Seven out of the 10 best performing municipal bond funds for the first nine months of the year were New York funds, which give instate investors returns free of state and local income taxes. The top 10 New York funds conferred total returns averaging 10.82% during the period, according to Lipper Analytical Services Inc.
No other state came close to New York. And, by comparison, the other major groupings of municipal fund trailed. The top 10 general bond funds averaged a 10.26% total return; the top 10 high yield funds averaged 9.24%; and the 10 best performing insured bond funds returned 8.45%.
Tax-exempt portfolio managers attributed the New York sector's strong performance to secondary-market insurance opportunities and price appreciation in the second and third quarters of 1991. Debt from New York City, in particular, has soared since late May.
"All the city names with longer durations did well," said Paul Disdier, portfolio manager of the Premier New York Muni Bond Fund. "If you bought them in the spring, you'd have almost a 100-basis-point move in the past six months."
The $560 million New York City general obligation issue in early June was initially priced with a 8.60% yield, Mr. Disdier said. The same bonds are now priced to yield about 7.70%.
The number one fund was the New York Muni Fund, which is managed by Lance Brofman, chief portfolio strategist for Fundamental Inc. The fund, totaling $180.3 million, made an enormous leap in the third quarter, returning 8.15% in three months.
The gains resulted almost exclusively from one grand trading maneuver. Mr. Brofman scooped up as much New York City paper as he could when the bond insurers were at capacity and not guaranteeing any more of the Big Apple's debt. Then, when the insurers began to make more capacity available to the secondary market, he insured the bonds and sold them.
"We bought a whole bunch of New York Citys when they were not insurable," Mr. Brofman said. After AMBAC Indemnity Corp. freed up capacity, "it cost $60 a bond in insure them, and they were worth $95 a bond after insurance; three and a half points is not bad."
The New York State Insurance Commission restricts the amount of any one credit bond insurers can enhance. New York City's bonds, because of yields, liquidity, and credit quality, are very attractive to the insurers, leading to market periods when both primary and secondary insurance is not available to bondholders.
The New York Muni Fund managed to get a larger stake than normal in New York City bonds by acquiring various dealers' allotments, he said. The fund is not allowed to have more than 25% of its assets in one credit, and Mr. Brofman now has a full quarter in New York City paper.
Apart from the insurance play, and exploiting temporary differences between bonds insured by different insurers, Federal Housing Administration-insured bonds were "cheap" in the second quarter and most other New York securities gained, he said.
"After they passed the state budget, that absurdity was lifted from the market and all the New York funds did particularly well," Mr. Brofman said. "The only [New York funds] that did not do as well were in Puerto Rico bonds through the third quarter. We swapped out of Puerto Rico and into New York paper and got a couple more points."

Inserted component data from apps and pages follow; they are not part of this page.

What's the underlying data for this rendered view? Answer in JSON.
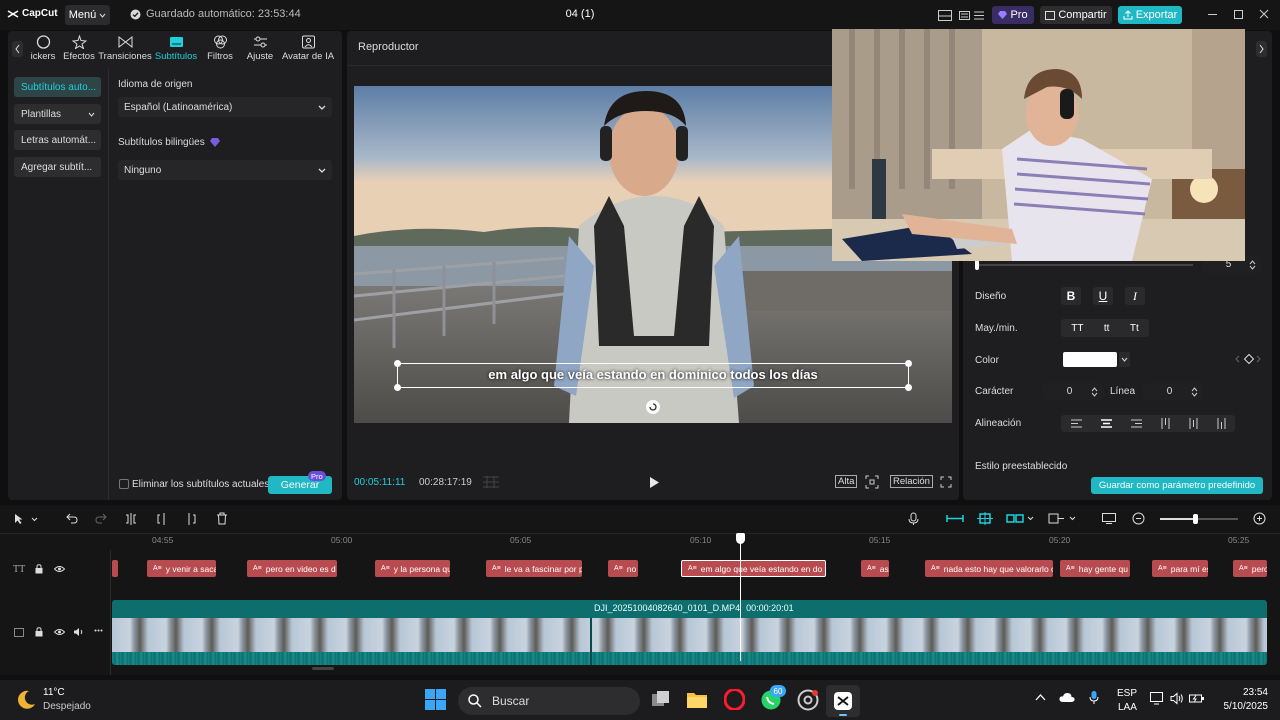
{
  "app": {
    "logo": "CapCut",
    "menu_label": "Menú",
    "autosave": "Guardado automático: 23:53:44",
    "project_title": "04 (1)",
    "pro_label": "Pro",
    "share_label": "Compartir",
    "export_label": "Exportar"
  },
  "left_panel": {
    "tabs": [
      {
        "label": "ickers"
      },
      {
        "label": "Efectos"
      },
      {
        "label": "Transiciones"
      },
      {
        "label": "Subtítulos"
      },
      {
        "label": "Filtros"
      },
      {
        "label": "Ajuste"
      },
      {
        "label": "Avatar de IA"
      }
    ],
    "side_buttons": [
      {
        "label": "Subtítulos auto..."
      },
      {
        "label": "Plantillas"
      },
      {
        "label": "Letras automát..."
      },
      {
        "label": "Agregar subtít..."
      }
    ],
    "source_language_label": "Idioma de origen",
    "source_language_value": "Español (Latinoamérica)",
    "bilingual_label": "Subtítulos bilingües",
    "bilingual_value": "Ninguno",
    "remove_current_label": "Eliminar los subtítulos actuales",
    "generate_label": "Generar",
    "generate_badge": "Pro"
  },
  "player": {
    "title": "Reproductor",
    "caption_text": "em algo que veía estando en domínico todos los días",
    "current_time": "00:05:11:11",
    "total_time": "00:28:17:19",
    "quality_label": "Alta",
    "ratio_label": "Relación"
  },
  "right_panel": {
    "size_value": "5",
    "design_label": "Diseño",
    "bold": "B",
    "underline": "U",
    "italic": "I",
    "case_label": "May./min.",
    "case_options": [
      "TT",
      "tt",
      "Tt"
    ],
    "color_label": "Color",
    "color_value": "#ffffff",
    "char_label": "Carácter",
    "char_value": "0",
    "line_label": "Línea",
    "line_value": "0",
    "align_label": "Alineación",
    "preset_style_label": "Estilo preestablecido",
    "save_preset_label": "Guardar como parámetro predefinido"
  },
  "timeline": {
    "ruler": [
      "04:55",
      "05:00",
      "05:05",
      "05:10",
      "05:15",
      "05:20",
      "05:25"
    ],
    "subtitle_clips": [
      "",
      "y venir a saca",
      "pero en video es d",
      "y la persona qu",
      "le va a fascinar por p",
      "no",
      "em algo que veía estando en do",
      "asi",
      "nada esto hay que valorarlo c",
      "hay gente qu",
      "para mí es",
      "pero"
    ],
    "video_clip_name": "DJI_20251004082640_0101_D.MP4",
    "video_clip_duration": "00:00:20:01"
  },
  "taskbar": {
    "temperature": "11°C",
    "weather": "Despejado",
    "search_label": "Buscar",
    "whatsapp_badge": "60",
    "lang_top": "ESP",
    "lang_bottom": "LAA",
    "time": "23:54",
    "date": "5/10/2025"
  },
  "colors": {
    "accent": "#1dd1dd",
    "subtitle_clip": "#b84b4f",
    "video_track": "#0e6e6e",
    "pro_badge": "#6b4fd8"
  }
}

Mr. Disdier of Dreyfuss said the Premier New York Fund, which ranked second, owed its total return to a hefty serving of discount bonds, or issues sold at a discount to par with low or nonexistent coupons.

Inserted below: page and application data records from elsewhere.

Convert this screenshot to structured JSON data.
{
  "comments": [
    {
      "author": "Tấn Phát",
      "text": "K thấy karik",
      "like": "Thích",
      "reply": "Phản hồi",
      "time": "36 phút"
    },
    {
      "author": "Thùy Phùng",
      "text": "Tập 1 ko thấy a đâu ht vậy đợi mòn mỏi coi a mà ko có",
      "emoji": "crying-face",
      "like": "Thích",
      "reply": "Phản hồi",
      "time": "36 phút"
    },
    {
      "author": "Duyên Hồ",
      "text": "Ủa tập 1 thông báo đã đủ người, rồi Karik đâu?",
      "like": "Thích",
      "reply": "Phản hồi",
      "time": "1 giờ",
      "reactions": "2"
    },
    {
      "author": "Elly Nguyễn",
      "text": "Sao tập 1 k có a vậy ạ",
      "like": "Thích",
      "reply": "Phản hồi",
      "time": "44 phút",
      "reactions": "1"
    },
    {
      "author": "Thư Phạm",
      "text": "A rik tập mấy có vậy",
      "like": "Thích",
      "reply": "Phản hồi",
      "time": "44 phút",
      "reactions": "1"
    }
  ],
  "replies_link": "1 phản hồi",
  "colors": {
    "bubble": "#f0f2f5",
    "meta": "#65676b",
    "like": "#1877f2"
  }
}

"We probably bought the discounts too early last year," he said, "but they're paying off now."
Almost 10% of the portfolio, he added, is comprised of noncallable issues, discount bonds, and zero coupons.

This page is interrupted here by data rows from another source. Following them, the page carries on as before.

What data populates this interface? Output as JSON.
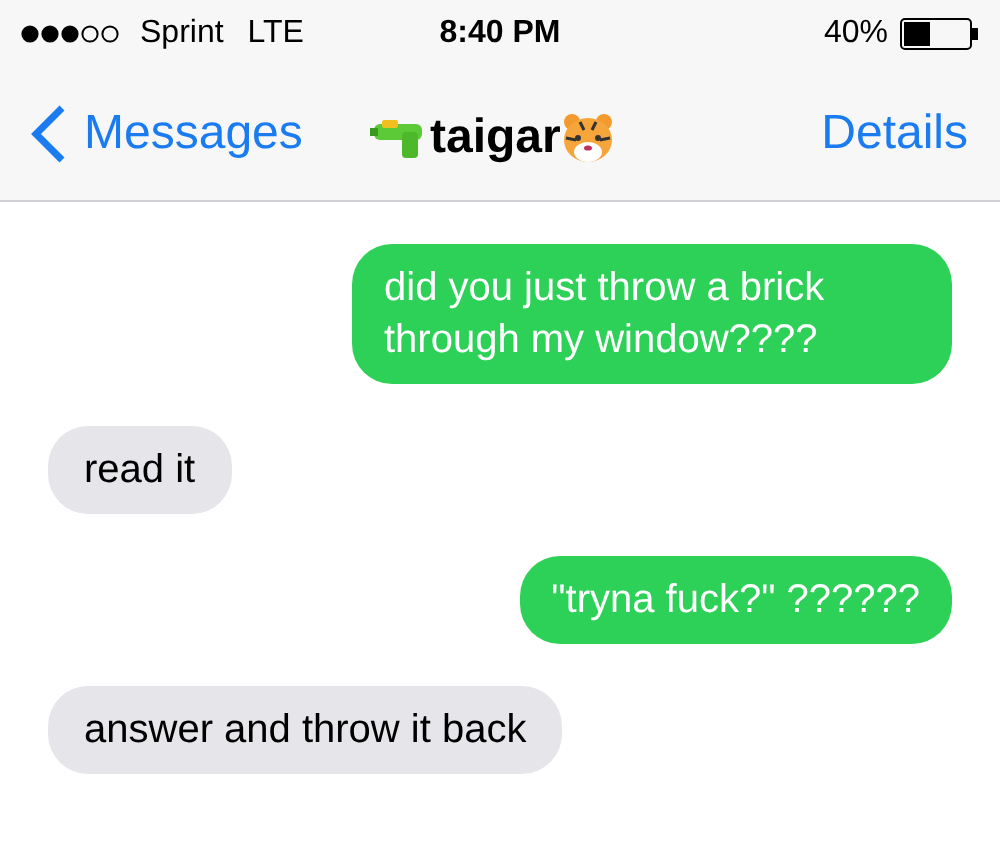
{
  "status_bar": {
    "carrier": "Sprint",
    "network": "LTE",
    "time": "8:40 PM",
    "battery": "40%"
  },
  "nav_bar": {
    "back": "Messages",
    "title": "taigar",
    "action": "Details"
  },
  "messages": [
    {
      "kind": "sent",
      "text": "did you just throw a brick through my window????"
    },
    {
      "kind": "received",
      "text": "read it"
    },
    {
      "kind": "sent",
      "text": "\"tryna fuck?\" ??????"
    },
    {
      "kind": "received",
      "text": "answer and throw it back"
    }
  ]
}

The fund's assets currently total $65 million, which is fairly small by national standards. Mr. Disdier said the small size is advantageous under certain circumstances, but it is a two-edged sword.
"Whatever you do in a smaller fund, it's going to have a little more impact," he said. "A $1 million block can help you or hurt you" more than it would a larger fund.
The only funds to break into the New York supremacy were three general municipal bond funds, which invest in tax-exempts from around the nation. Noticeably absent from the best performers were high-yield funds, other states, and insured funds.
The best insured fund in the group, not surprisingly, was a New York insured portfolio. The Nuveen Insured Tax-Free Bond: New York fund racked up 10.14% in total returns, according to Lipper, putting it on a pace to yield 13.52%. Every security in the fund is either insured before purchase or covered by a "master portfolio policy" underwritten by Municipal Bond Investors Assurance Corp., according to a Nuveen spokesman.